The Web for Educators | Quick 'n' Dirty HTML | Filamentality | Beyond the Son of... | Adding Graphics


Maybe you're convinced the Internet and the World Wide Web are terrific resources for learning. Maybe you're blown away by the possibilities? Maybe you still need a little convincing? The following links and activities were organized and created to provide a clear vision and process for intelligently integrating the embarrassment of riches that is the Internet, a richness that is worthless without the clever guidance of an educator.

Finding Your WebBefore someone can be expected to teach students something (let alone champion, evangelize, or inspire), that person needs to have a heart-felt, internalized insight on the value of what he or she is teaching. So to help you Surf, Stumble, Search, and Lurch your way to this insight, try exploring this page. See if you can't hook into something that lets you intrinsically feel the value of the Web.

What's on the Web? The web is the biggest, blobbiest thing to ever enter a classroom. To help give it some shape and order, I suggest viewing the content and function of Web sites in six main categories. Although What's on the Web? was written back in 1995, new Web-using teachers might find the hypertext introduction useful. (originally published as a cover article for the Computer Using Educators' Newsletter (CUE)

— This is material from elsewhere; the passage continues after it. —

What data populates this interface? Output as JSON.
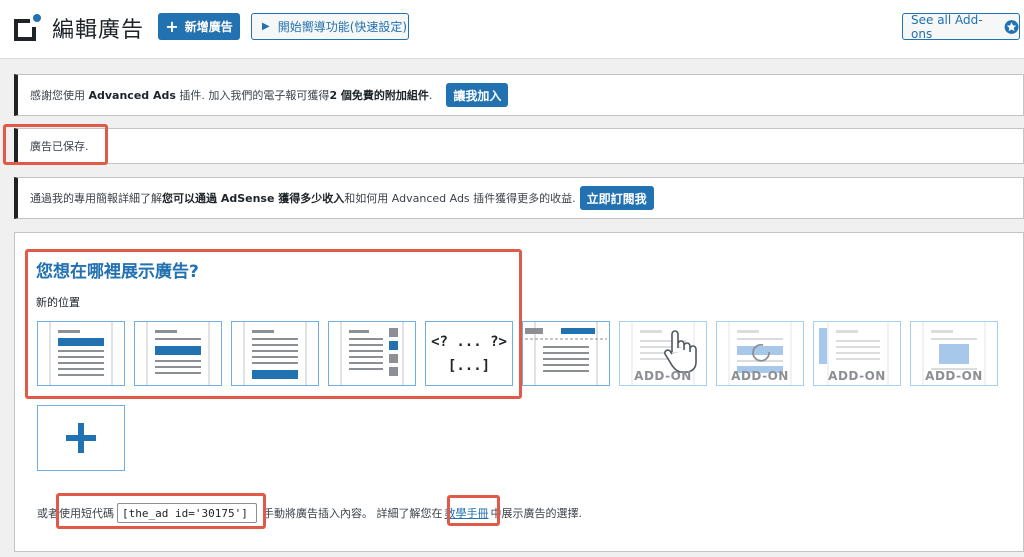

Idea Machine Now that you have an idea of the kind of things you might find on the Internet, how about brainstorming a topic you might create a Web-based activity on? To help this process, you can use the IdeaMachine a Website that offers you fifty questions that might prompt new ideas or remind you of oldies, but goodies. The questions revolve around the topics of Instructional Goals, Student Needs, Upcoming Events, Special Resources,and Technology Assets.

(Note: the IdeaMachine is a JavaScript, you will need to browse with Netscape 3.0+ or Explorer 3.0+).

The Web for Educators So now you're raring to go. Where do you go? How do you get there? Web & Flow is designed to support teachers who want to begin designing their own Web-based learning pages. You will be introduced to Blue Web'n, a library of the best Internet sites for educators. Then you'll get to know that wild webspinner, Filamentality. Finally, you'll use a simple flowchart, see examples and use templates for five distinct types of Web-based activities, Hotlists, Scrapbooks, Subject Samplers, Treasure Hunts, and WebQuests.

Quick and Dirty HTML So that you can appreciate just what it is Web Editors (or Filamentality) will do for you - and so you can say you've "done HTML" - let's get a smattering of HyperText Markup Language. With this Quick 'n' Dirty Intro to HTML you'll have a start on a personal homepage and know your way around tags and brackets a bit.

Filamentality When you want to get started creating an Internet activity on a topic of your choosing, a good place to start is Filamentality. One thing this interactive Web site does is guide you through searching the Internet and then to create a hotlist. Filamentality doesn't care if you're a Mac or Windows user or if you're a teacher or student.

Beyond the Son of Filamentality If and when you want to get deeper into the fun & dirty quagmire of HTML, you can go Beyond the Son of Filamentality. This Web site offers over 25, friendly, way-graphicky, online tutorials for such things as adding and placing graphics, fiddling with textures and colors, doing funny things with text and horizontal rule sizes, etc.

Adding GraphicsTwo main thoughts come to mind when thinking about adding graphics to Web pages: Fun and "Time Suck." There is a creative flow you can find by designing graphics for your pages. The problem is that for most people it's difficult to know when to stop fiddling, fussing, and revising graphics. To simplify things, we're suggesting a relatively simple, but we hope elegant, solution so that you can quickly learn Adding Graphics.

Written October, 1996, Last revised November 17, 1997
originally posted at: http://edweb.sdsu.edu/edfirst/web_learning/overview.html